On Behalf of | Sep 6, 2022 | Police Brutality

In New Jersey and other areas, police brutality continues to be a problem. Data show that many police officers have racial biases that put people of color at significant risk.

What the data show about police brutality and racism

Black people are at a particularly high risk of experiencing police brutality. Racial profiling has long been a problem for people of color. Excessive force continues to be a huge problem, with the death of George Floyd in 2020 bringing it to the forefront. Floyd, a Black man who was unarmed, died after a white police officer knelt on his neck for over nine minutes in spite of telling the officer that he couldn’t breathe.

Many other unnecessary deaths occurred before and after Floyd, showing that there is a link between police brutality and racism. People of color, even when they are only peacefully protesting such incidents, are more likely to be tear-gassed and pepper sprayed at close range.

Data also show that when white police officers are dispatched to predominantly Black neighborhoods, they are five times more likely to fire their guns than Black officers in those neighborhoods. This is a prime example of excessive force and how people of color commonly experience a violation of their civil rights.

Possible reforms to combat the problem

Collecting data could help to hold police officers accountable when they violate a person’s civil rights through police brutality, excessive force and other ways. Body cams and the footage they capture could also help with proving accountability. They could also stop these incidents from occurring. Data determined that when police officers donned body cams, the likelihood they would use excessive force was reduced by around half.

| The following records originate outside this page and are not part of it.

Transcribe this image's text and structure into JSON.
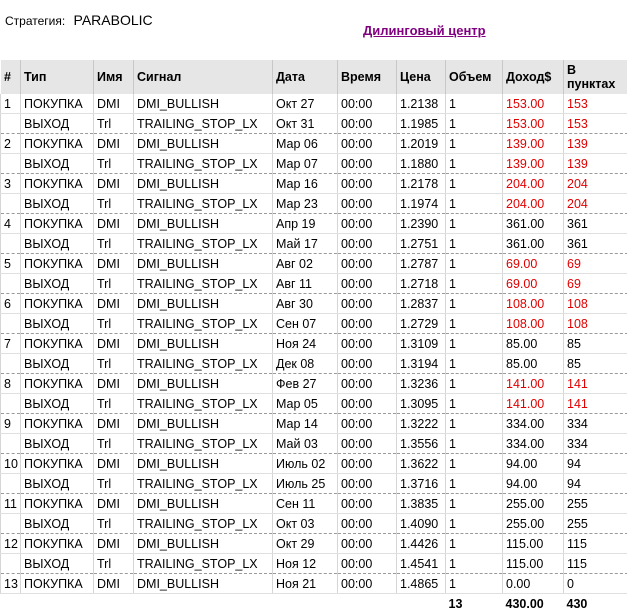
{
  "strategy": {
    "label": "Стратегия:",
    "value": "PARABOLIC"
  },
  "dealing_link": "Дилинговый центр",
  "columns": {
    "num": "#",
    "type": "Тип",
    "name": "Имя",
    "signal": "Сигнал",
    "date": "Дата",
    "time": "Время",
    "price": "Цена",
    "volume": "Объем",
    "income": "Доход$",
    "points": "В пунктах"
  },
  "colors": {
    "loss": "#e00000",
    "link": "#800080",
    "header_bg": "#e6e6e6"
  },
  "trades": [
    {
      "num": "1",
      "buy": {
        "type": "ПОКУПКА",
        "name": "DMI",
        "signal": "DMI_BULLISH",
        "date": "Окт 27",
        "time": "00:00",
        "price": "1.2138",
        "volume": "1",
        "income": "153.00",
        "points": "153"
      },
      "sell": {
        "type": "ВЫХОД",
        "name": "Trl",
        "signal": "TRAILING_STOP_LX",
        "date": "Окт 31",
        "time": "00:00",
        "price": "1.1985",
        "volume": "1",
        "income": "153.00",
        "points": "153"
      },
      "loss": true
    },
    {
      "num": "2",
      "buy": {
        "type": "ПОКУПКА",
        "name": "DMI",
        "signal": "DMI_BULLISH",
        "date": "Мар 06",
        "time": "00:00",
        "price": "1.2019",
        "volume": "1",
        "income": "139.00",
        "points": "139"
      },
      "sell": {
        "type": "ВЫХОД",
        "name": "Trl",
        "signal": "TRAILING_STOP_LX",
        "date": "Мар 07",
        "time": "00:00",
        "price": "1.1880",
        "volume": "1",
        "income": "139.00",
        "points": "139"
      },
      "loss": true
    },
    {
      "num": "3",
      "buy": {
        "type": "ПОКУПКА",
        "name": "DMI",
        "signal": "DMI_BULLISH",
        "date": "Мар 16",
        "time": "00:00",
        "price": "1.2178",
        "volume": "1",
        "income": "204.00",
        "points": "204"
      },
      "sell": {
        "type": "ВЫХОД",
        "name": "Trl",
        "signal": "TRAILING_STOP_LX",
        "date": "Мар 23",
        "time": "00:00",
        "price": "1.1974",
        "volume": "1",
        "income": "204.00",
        "points": "204"
      },
      "loss": true
    },
    {
      "num": "4",
      "buy": {
        "type": "ПОКУПКА",
        "name": "DMI",
        "signal": "DMI_BULLISH",
        "date": "Апр 19",
        "time": "00:00",
        "price": "1.2390",
        "volume": "1",
        "income": "361.00",
        "points": "361"
      },
      "sell": {
        "type": "ВЫХОД",
        "name": "Trl",
        "signal": "TRAILING_STOP_LX",
        "date": "Май 17",
        "time": "00:00",
        "price": "1.2751",
        "volume": "1",
        "income": "361.00",
        "points": "361"
      },
      "loss": false
    },
    {
      "num": "5",
      "buy": {
        "type": "ПОКУПКА",
        "name": "DMI",
        "signal": "DMI_BULLISH",
        "date": "Авг 02",
        "time": "00:00",
        "price": "1.2787",
        "volume": "1",
        "income": "69.00",
        "points": "69"
      },
      "sell": {
        "type": "ВЫХОД",
        "name": "Trl",
        "signal": "TRAILING_STOP_LX",
        "date": "Авг 11",
        "time": "00:00",
        "price": "1.2718",
        "volume": "1",
        "income": "69.00",
        "points": "69"
      },
      "loss": true
    },
    {
      "num": "6",
      "buy": {
        "type": "ПОКУПКА",
        "name": "DMI",
        "signal": "DMI_BULLISH",
        "date": "Авг 30",
        "time": "00:00",
        "price": "1.2837",
        "volume": "1",
        "income": "108.00",
        "points": "108"
      },
      "sell": {
        "type": "ВЫХОД",
        "name": "Trl",
        "signal": "TRAILING_STOP_LX",
        "date": "Сен 07",
        "time": "00:00",
        "price": "1.2729",
        "volume": "1",
        "income": "108.00",
        "points": "108"
      },
      "loss": true
    },
    {
      "num": "7",
      "buy": {
        "type": "ПОКУПКА",
        "name": "DMI",
        "signal": "DMI_BULLISH",
        "date": "Ноя 24",
        "time": "00:00",
        "price": "1.3109",
        "volume": "1",
        "income": "85.00",
        "points": "85"
      },
      "sell": {
        "type": "ВЫХОД",
        "name": "Trl",
        "signal": "TRAILING_STOP_LX",
        "date": "Дек 08",
        "time": "00:00",
        "price": "1.3194",
        "volume": "1",
        "income": "85.00",
        "points": "85"
      },
      "loss": false
    },
    {
      "num": "8",
      "buy": {
        "type": "ПОКУПКА",
        "name": "DMI",
        "signal": "DMI_BULLISH",
        "date": "Фев 27",
        "time": "00:00",
        "price": "1.3236",
        "volume": "1",
        "income": "141.00",
        "points": "141"
      },
      "sell": {
        "type": "ВЫХОД",
        "name": "Trl",
        "signal": "TRAILING_STOP_LX",
        "date": "Мар 05",
        "time": "00:00",
        "price": "1.3095",
        "volume": "1",
        "income": "141.00",
        "points": "141"
      },
      "loss": true
    },
    {
      "num": "9",
      "buy": {
        "type": "ПОКУПКА",
        "name": "DMI",
        "signal": "DMI_BULLISH",
        "date": "Мар 14",
        "time": "00:00",
        "price": "1.3222",
        "volume": "1",
        "income": "334.00",
        "points": "334"
      },
      "sell": {
        "type": "ВЫХОД",
        "name": "Trl",
        "signal": "TRAILING_STOP_LX",
        "date": "Май 03",
        "time": "00:00",
        "price": "1.3556",
        "volume": "1",
        "income": "334.00",
        "points": "334"
      },
      "loss": false
    },
    {
      "num": "10",
      "buy": {
        "type": "ПОКУПКА",
        "name": "DMI",
        "signal": "DMI_BULLISH",
        "date": "Июль 02",
        "time": "00:00",
        "price": "1.3622",
        "volume": "1",
        "income": "94.00",
        "points": "94"
      },
      "sell": {
        "type": "ВЫХОД",
        "name": "Trl",
        "signal": "TRAILING_STOP_LX",
        "date": "Июль 25",
        "time": "00:00",
        "price": "1.3716",
        "volume": "1",
        "income": "94.00",
        "points": "94"
      },
      "loss": false
    },
    {
      "num": "11",
      "buy": {
        "type": "ПОКУПКА",
        "name": "DMI",
        "signal": "DMI_BULLISH",
        "date": "Сен 11",
        "time": "00:00",
        "price": "1.3835",
        "volume": "1",
        "income": "255.00",
        "points": "255"
      },
      "sell": {
        "type": "ВЫХОД",
        "name": "Trl",
        "signal": "TRAILING_STOP_LX",
        "date": "Окт 03",
        "time": "00:00",
        "price": "1.4090",
        "volume": "1",
        "income": "255.00",
        "points": "255"
      },
      "loss": false
    },
    {
      "num": "12",
      "buy": {
        "type": "ПОКУПКА",
        "name": "DMI",
        "signal": "DMI_BULLISH",
        "date": "Окт 29",
        "time": "00:00",
        "price": "1.4426",
        "volume": "1",
        "income": "115.00",
        "points": "115"
      },
      "sell": {
        "type": "ВЫХОД",
        "name": "Trl",
        "signal": "TRAILING_STOP_LX",
        "date": "Ноя 12",
        "time": "00:00",
        "price": "1.4541",
        "volume": "1",
        "income": "115.00",
        "points": "115"
      },
      "loss": false
    }
  ],
  "open_trade": {
    "num": "13",
    "type": "ПОКУПКА",
    "name": "DMI",
    "signal": "DMI_BULLISH",
    "date": "Ноя 21",
    "time": "00:00",
    "price": "1.4865",
    "volume": "1",
    "income": "0.00",
    "points": "0"
  },
  "totals": {
    "volume": "13",
    "income": "430.00",
    "points": "430"
  }
}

Kids of color are more likely to commit crimes later in life if they are frequently stopped by police. Fewer police encounters could prevent such problems.